Exercise directions:
Across the entries below, please work out how many lines contain the string "username" and give only the number.

Records to process:
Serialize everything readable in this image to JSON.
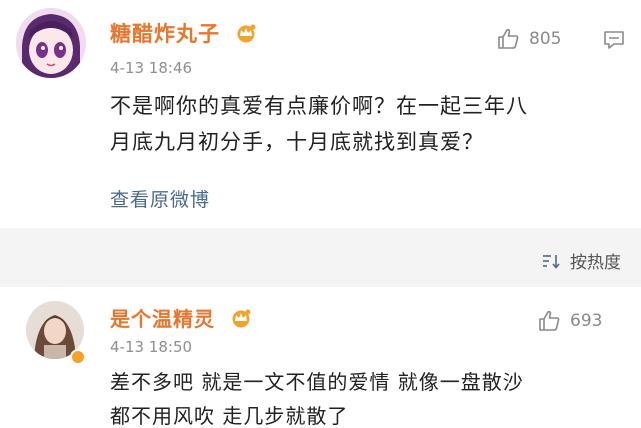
{
  "comments": [
    {
      "username": "糖醋炸丸子",
      "time": "4-13 18:46",
      "likes": "805",
      "text_lines": [
        "不是啊你的真爱有点廉价啊？在一起三年八",
        "月底九月初分手，十月底就找到真爱？"
      ],
      "view_original": "查看原微博"
    },
    {
      "username": "是个温精灵",
      "time": "4-13 18:50",
      "likes": "693",
      "text_lines": [
        "差不多吧 就是一文不值的爱情 就像一盘散沙",
        "都不用风吹 走几步就散了"
      ]
    }
  ],
  "sort": {
    "label": "按热度"
  },
  "colors": {
    "username": "#e8762d",
    "link": "#4a6a8f",
    "separator_bg": "#f4f4f4"
  },
  "icons": [
    "vip-crown-icon",
    "thumbs-up-icon",
    "reply-icon",
    "sort-icon"
  ]
}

Task response:
3